I almost don't know why you'd even go for the G11 with the S90 on the table—the S90 uses the same high sensitivity sensor, meaning you should get the same kind of image and low-light performance, which I can't wait to check out in depth, since Canon's using the same size sensor as the G10 used to use, but actually cut the megapixels down to get better light sensitivity. The S90 also has a fast F/2.0 lens, and it's not the size of a gorilla fist.
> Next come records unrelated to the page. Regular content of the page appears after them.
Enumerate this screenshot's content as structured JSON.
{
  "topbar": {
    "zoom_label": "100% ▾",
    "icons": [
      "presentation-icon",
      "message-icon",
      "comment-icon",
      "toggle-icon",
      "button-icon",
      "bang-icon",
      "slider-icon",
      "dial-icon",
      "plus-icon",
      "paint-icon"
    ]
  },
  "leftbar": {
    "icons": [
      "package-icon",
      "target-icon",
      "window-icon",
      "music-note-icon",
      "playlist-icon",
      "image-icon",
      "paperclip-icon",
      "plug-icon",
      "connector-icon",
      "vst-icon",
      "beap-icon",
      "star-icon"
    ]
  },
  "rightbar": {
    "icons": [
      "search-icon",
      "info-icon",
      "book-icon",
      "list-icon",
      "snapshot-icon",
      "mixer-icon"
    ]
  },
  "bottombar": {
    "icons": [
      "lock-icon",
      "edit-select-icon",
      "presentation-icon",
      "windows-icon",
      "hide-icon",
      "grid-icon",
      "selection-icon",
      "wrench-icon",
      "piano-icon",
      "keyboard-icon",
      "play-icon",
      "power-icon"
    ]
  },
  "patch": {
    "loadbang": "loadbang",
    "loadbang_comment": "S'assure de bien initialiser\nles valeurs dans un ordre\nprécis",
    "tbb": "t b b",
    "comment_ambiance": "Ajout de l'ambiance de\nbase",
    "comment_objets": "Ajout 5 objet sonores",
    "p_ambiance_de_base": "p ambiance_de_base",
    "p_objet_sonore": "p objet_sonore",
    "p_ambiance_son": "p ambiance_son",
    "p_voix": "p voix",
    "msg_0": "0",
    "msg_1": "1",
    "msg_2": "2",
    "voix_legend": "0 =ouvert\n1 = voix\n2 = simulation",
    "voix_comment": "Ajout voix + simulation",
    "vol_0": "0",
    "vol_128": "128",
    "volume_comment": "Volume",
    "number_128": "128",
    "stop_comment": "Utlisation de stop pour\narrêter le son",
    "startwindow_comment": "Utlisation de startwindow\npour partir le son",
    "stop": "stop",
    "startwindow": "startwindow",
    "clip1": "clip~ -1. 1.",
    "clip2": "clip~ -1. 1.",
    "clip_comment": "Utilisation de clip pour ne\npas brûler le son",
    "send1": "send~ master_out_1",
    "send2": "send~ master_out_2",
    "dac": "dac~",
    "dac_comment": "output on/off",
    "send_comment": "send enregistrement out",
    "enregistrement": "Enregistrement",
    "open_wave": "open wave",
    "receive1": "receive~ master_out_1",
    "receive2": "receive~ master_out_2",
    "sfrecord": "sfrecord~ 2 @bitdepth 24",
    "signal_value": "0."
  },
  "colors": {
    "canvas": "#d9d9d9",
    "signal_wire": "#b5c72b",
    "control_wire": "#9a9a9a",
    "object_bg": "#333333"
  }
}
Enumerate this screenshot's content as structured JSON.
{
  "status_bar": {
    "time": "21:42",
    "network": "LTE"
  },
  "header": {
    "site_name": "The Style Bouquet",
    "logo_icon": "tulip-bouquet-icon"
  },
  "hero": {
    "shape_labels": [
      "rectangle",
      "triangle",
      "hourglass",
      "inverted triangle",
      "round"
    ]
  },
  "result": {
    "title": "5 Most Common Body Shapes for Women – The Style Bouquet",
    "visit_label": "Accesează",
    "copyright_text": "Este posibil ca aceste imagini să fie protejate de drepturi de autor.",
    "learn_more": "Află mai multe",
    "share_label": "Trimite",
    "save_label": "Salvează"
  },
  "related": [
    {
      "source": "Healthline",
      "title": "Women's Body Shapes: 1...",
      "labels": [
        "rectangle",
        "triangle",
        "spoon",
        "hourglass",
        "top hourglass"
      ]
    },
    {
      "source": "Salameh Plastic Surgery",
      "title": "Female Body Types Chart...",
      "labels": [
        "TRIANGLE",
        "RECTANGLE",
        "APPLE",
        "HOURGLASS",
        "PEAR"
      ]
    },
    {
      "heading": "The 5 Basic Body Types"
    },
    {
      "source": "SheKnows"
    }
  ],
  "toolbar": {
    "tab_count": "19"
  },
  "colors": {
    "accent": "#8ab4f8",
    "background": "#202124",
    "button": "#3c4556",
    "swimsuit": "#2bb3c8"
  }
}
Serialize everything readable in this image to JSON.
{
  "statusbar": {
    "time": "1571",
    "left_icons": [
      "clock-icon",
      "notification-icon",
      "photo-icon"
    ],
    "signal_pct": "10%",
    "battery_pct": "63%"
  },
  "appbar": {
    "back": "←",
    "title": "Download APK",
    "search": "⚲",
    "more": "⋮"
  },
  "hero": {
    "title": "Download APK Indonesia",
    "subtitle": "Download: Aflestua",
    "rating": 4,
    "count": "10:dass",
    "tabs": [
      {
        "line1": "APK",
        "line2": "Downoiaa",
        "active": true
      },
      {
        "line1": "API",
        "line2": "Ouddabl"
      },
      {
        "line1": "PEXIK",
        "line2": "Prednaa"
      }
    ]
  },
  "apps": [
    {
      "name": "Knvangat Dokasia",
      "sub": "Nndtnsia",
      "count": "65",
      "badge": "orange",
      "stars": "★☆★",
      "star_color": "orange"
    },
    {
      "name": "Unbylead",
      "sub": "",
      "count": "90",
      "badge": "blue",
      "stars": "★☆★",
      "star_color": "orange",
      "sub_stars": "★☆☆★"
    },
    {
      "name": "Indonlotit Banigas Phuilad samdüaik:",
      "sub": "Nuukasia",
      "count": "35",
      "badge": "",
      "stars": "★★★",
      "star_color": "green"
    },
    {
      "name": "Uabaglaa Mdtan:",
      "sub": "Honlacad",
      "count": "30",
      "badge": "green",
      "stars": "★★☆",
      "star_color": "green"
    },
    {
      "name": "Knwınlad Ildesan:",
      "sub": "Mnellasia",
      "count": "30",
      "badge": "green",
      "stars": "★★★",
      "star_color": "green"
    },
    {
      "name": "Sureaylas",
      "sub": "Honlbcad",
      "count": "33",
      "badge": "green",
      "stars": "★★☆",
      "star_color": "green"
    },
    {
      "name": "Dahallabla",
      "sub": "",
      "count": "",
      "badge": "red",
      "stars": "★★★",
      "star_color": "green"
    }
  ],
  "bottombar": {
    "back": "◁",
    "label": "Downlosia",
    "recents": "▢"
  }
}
Did I mention it was cheaper too? $430 to the G11's $500.

The only real problem I see right now is that it doesn't shoot HD video, just standard VGA. But if it shoots truly gorgeous pictures—which we intend to find out shortly—I can let that go.

DISCUSSION

ohjohnsmall-old
ohjohnsmall

OK, I'm fed up. SO tired of hearing Pro in relation to ANY camera that you can't change the lens on, that has such tiny aperture ranges. I've played with my friend's G10 in depth, and it's a fine pocket camera, but without the creative range of depth of field provided by SLR's I really don't see the point. Yes, I want one, but there will always be a huge gap between these and SLR's with apertures ranging from 1.8 to 22 (for example).

For me the control of depth of field is enormously important, and I think a lot of people are missing how powerfully it can be used because they can't explore it with point and shoots.